Entries provided Block Start
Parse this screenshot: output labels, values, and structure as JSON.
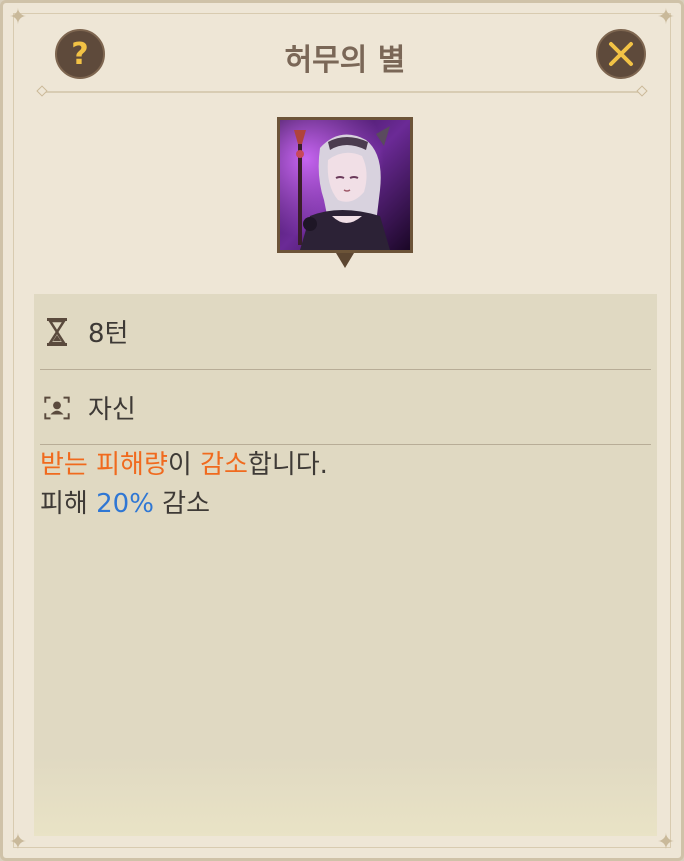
{
  "header": {
    "title": "허무의 별",
    "help_icon": "question-mark",
    "close_icon": "x-cross"
  },
  "effect": {
    "duration": {
      "icon": "hourglass-icon",
      "text": "8턴"
    },
    "target": {
      "icon": "target-self-icon",
      "text": "자신"
    },
    "description": {
      "line1": [
        {
          "text": "받는 피해량",
          "color": "#f06a1e"
        },
        {
          "text": "이 ",
          "color": "#3e3a36"
        },
        {
          "text": "감소",
          "color": "#f06a1e"
        },
        {
          "text": "합니다.",
          "color": "#3e3a36"
        }
      ],
      "line2": [
        {
          "text": "피해 ",
          "color": "#3e3a36"
        },
        {
          "text": "20%",
          "color": "#2f77d4"
        },
        {
          "text": " 감소",
          "color": "#3e3a36"
        }
      ]
    }
  },
  "colors": {
    "panel_bg": "#eee6d6",
    "content_bg": "#e0d9c2",
    "accent_orange": "#f06a1e",
    "accent_blue": "#2f77d4",
    "title": "#7a6757"
  }
}
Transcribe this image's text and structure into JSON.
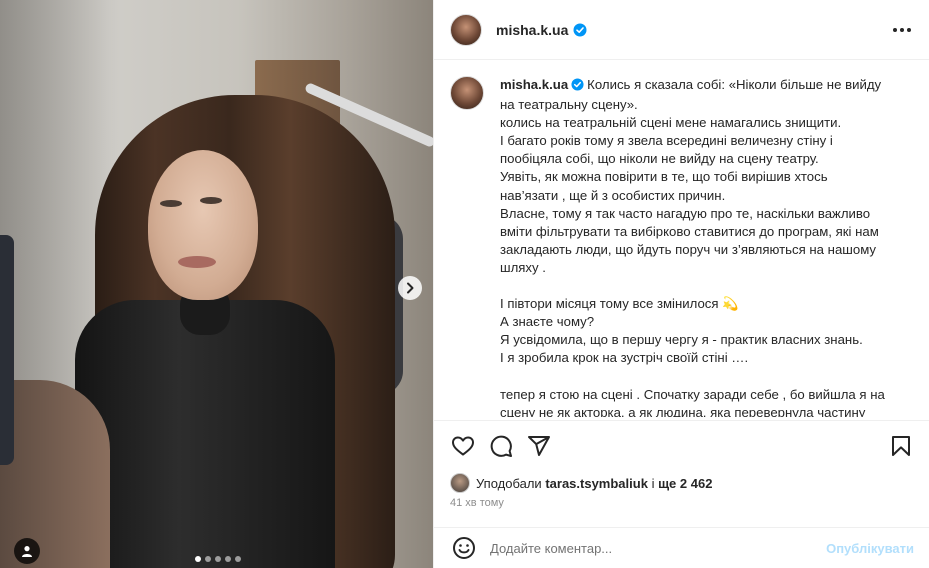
{
  "post": {
    "username": "misha.k.ua",
    "verified": true,
    "carousel": {
      "total_slides": 5,
      "current_slide": 1
    }
  },
  "caption": {
    "username": "misha.k.ua",
    "first_line": "Колись я сказала собі: «Ніколи більше не вийду",
    "lines": [
      "на театральну сцену».",
      "колись на театральній сцені мене намагались знищити.",
      "І багато років тому я звела всередині величезну стіну і",
      "пообіцяла собі, що ніколи не вийду на сцену театру.",
      "Уявіть, як можна повірити в те, що тобі вирішив хтось",
      "нав’язати , ще й з особистих причин.",
      "Власне, тому я так часто нагадую про те, наскільки важливо",
      "вміти фільтрувати та вибірково ставитися до програм, які нам",
      "закладають люди, що йдуть поруч чи з’являються на нашому",
      "шляху .",
      "",
      "І півтори місяця тому все змінилося 💫",
      "А знаєте чому?",
      "Я усвідомила, що в першу чергу я - практик власних знань.",
      "І я зробила крок на зустріч своїй стіні ….",
      "",
      "тепер я стою на сцені . Спочатку заради себе , бо вийшла я на",
      "сцену не як акторка, а як людина, яка перевернула частину"
    ]
  },
  "likes": {
    "prefix": "Уподобали",
    "user": "taras.tsymbaliuk",
    "connector": "і",
    "count": "ще 2 462"
  },
  "time_ago": "41 хв тому",
  "comment": {
    "placeholder": "Додайте коментар...",
    "post_label": "Опублікувати"
  },
  "colors": {
    "verified_blue": "#0095f6",
    "post_button_disabled": "#b2dffc",
    "secondary_text": "#8e8e8e"
  },
  "icons": {
    "actions": [
      "heart-icon",
      "comment-icon",
      "share-icon",
      "bookmark-icon"
    ],
    "other": [
      "more-icon",
      "chevron-right-icon",
      "user-tag-icon",
      "emoji-icon"
    ]
  }
}
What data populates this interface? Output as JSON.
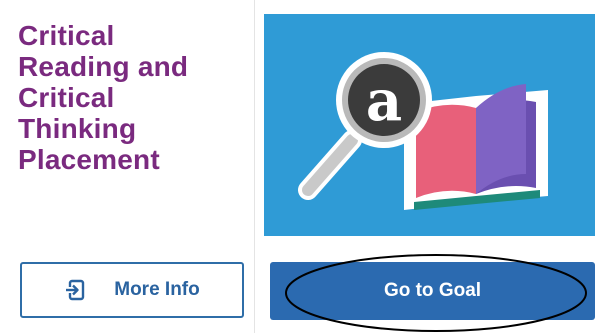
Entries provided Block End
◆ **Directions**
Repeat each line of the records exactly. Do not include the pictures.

◆ **Problem solution**
Parse this screenshot: output labels, values, and structure as JSON.
{
  "header": {
    "title": "허무의 별",
    "help_icon": "question-mark",
    "close_icon": "x-cross"
  },
  "effect": {
    "duration": {
      "icon": "hourglass-icon",
      "text": "8턴"
    },
    "target": {
      "icon": "target-self-icon",
      "text": "자신"
    },
    "description": {
      "line1": [
        {
          "text": "받는 피해량",
          "color": "#f06a1e"
        },
        {
          "text": "이 ",
          "color": "#3e3a36"
        },
        {
          "text": "감소",
          "color": "#f06a1e"
        },
        {
          "text": "합니다.",
          "color": "#3e3a36"
        }
      ],
      "line2": [
        {
          "text": "피해 ",
          "color": "#3e3a36"
        },
        {
          "text": "20%",
          "color": "#2f77d4"
        },
        {
          "text": " 감소",
          "color": "#3e3a36"
        }
      ]
    }
  },
  "colors": {
    "panel_bg": "#eee6d6",
    "content_bg": "#e0d9c2",
    "accent_orange": "#f06a1e",
    "accent_blue": "#2f77d4",
    "title": "#7a6757"
  }
}
Transcribe this image's text and structure into JSON.
{
  "post": {
    "username": "misha.k.ua",
    "verified": true,
    "carousel": {
      "total_slides": 5,
      "current_slide": 1
    }
  },
  "caption": {
    "username": "misha.k.ua",
    "first_line": "Колись я сказала собі: «Ніколи більше не вийду",
    "lines": [
      "на театральну сцену».",
      "колись на театральній сцені мене намагались знищити.",
      "І багато років тому я звела всередині величезну стіну і",
      "пообіцяла собі, що ніколи не вийду на сцену театру.",
      "Уявіть, як можна повірити в те, що тобі вирішив хтось",
      "нав’язати , ще й з особистих причин.",
      "Власне, тому я так часто нагадую про те, наскільки важливо",
      "вміти фільтрувати та вибірково ставитися до програм, які нам",
      "закладають люди, що йдуть поруч чи з’являються на нашому",
      "шляху .",
      "",
      "І півтори місяця тому все змінилося 💫",
      "А знаєте чому?",
      "Я усвідомила, що в першу чергу я - практик власних знань.",
      "І я зробила крок на зустріч своїй стіні ….",
      "",
      "тепер я стою на сцені . Спочатку заради себе , бо вийшла я на",
      "сцену не як акторка, а як людина, яка перевернула частину"
    ]
  },
  "likes": {
    "prefix": "Уподобали",
    "user": "taras.tsymbaliuk",
    "connector": "і",
    "count": "ще 2 462"
  },
  "time_ago": "41 хв тому",
  "comment": {
    "placeholder": "Додайте коментар...",
    "post_label": "Опублікувати"
  },
  "colors": {
    "verified_blue": "#0095f6",
    "post_button_disabled": "#b2dffc",
    "secondary_text": "#8e8e8e"
  },
  "icons": {
    "actions": [
      "heart-icon",
      "comment-icon",
      "share-icon",
      "bookmark-icon"
    ],
    "other": [
      "more-icon",
      "chevron-right-icon",
      "user-tag-icon",
      "emoji-icon"
    ]
  }
}
What data populates this interface? Output as JSON.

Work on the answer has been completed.